This is the time of the year to celebrate Ed Roberts’s birthday. Ed was admitted to UC Berkeley after one of the faculty members said, “We tried cripples before and it didn’t work.” Schoolwork wasn’t a struggle, but keeping up with everything else was a struggle. When you are disabled you can slide back downhill into the pit of homelessness within a month.
Polio paralyzed him from the neck down. His lung muscles were paralyzed. He had to sleep in an 800-lb iron lung at night. It breathed for him.
Against all odds, he was a stellar student and was admitted to UC Berkeley in 1958.
Roberts graduated in 1962, two years before the Free Speech Movement transformed Berkeley into a hotbed of student protest. When his search for housing met resistance in part because of the 800-pound iron lung that he slept in at night, the director of the campus health service offered him a room in an empty wing of the Cowell Hospital.

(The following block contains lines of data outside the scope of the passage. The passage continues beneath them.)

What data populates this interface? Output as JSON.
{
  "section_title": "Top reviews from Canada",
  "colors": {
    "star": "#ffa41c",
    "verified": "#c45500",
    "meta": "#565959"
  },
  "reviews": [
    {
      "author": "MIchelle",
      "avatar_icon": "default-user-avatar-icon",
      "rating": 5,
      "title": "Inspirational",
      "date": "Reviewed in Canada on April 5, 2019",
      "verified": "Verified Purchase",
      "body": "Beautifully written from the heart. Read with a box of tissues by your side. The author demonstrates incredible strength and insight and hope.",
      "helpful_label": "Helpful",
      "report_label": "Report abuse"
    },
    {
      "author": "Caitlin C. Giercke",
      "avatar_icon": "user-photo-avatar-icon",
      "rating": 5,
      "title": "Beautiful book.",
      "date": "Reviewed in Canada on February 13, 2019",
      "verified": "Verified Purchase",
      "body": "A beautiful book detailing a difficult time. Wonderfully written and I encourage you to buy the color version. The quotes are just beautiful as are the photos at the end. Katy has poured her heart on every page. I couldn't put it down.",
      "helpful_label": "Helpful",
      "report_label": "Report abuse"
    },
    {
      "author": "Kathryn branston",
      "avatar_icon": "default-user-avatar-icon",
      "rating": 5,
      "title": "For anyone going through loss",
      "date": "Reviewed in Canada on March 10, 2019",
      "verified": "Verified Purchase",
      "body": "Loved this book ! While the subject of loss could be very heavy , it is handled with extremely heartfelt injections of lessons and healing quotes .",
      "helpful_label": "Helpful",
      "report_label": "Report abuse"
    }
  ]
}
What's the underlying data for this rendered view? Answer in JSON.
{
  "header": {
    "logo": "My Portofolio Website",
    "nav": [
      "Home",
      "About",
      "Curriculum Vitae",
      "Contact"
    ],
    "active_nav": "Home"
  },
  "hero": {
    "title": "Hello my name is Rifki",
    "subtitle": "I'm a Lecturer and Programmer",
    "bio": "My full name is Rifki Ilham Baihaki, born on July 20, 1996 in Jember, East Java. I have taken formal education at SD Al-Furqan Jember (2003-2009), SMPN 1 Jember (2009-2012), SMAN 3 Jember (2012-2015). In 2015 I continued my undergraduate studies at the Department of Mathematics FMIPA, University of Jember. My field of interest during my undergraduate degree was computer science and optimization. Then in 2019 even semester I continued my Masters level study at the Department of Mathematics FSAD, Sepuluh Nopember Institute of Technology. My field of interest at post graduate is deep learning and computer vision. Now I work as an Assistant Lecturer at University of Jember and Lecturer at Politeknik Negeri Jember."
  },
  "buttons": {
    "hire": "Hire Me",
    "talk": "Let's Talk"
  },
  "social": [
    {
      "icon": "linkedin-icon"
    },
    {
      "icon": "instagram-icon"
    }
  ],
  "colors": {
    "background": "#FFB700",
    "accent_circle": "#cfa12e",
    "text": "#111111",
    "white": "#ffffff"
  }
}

Roberts accepted on the condition that the area where he lived be treated as dormitory space, not a medical facility. His admission broke the ice for other students with severe disabilities, who joined him over the next few years at what evolved into the Cowell Residence Program.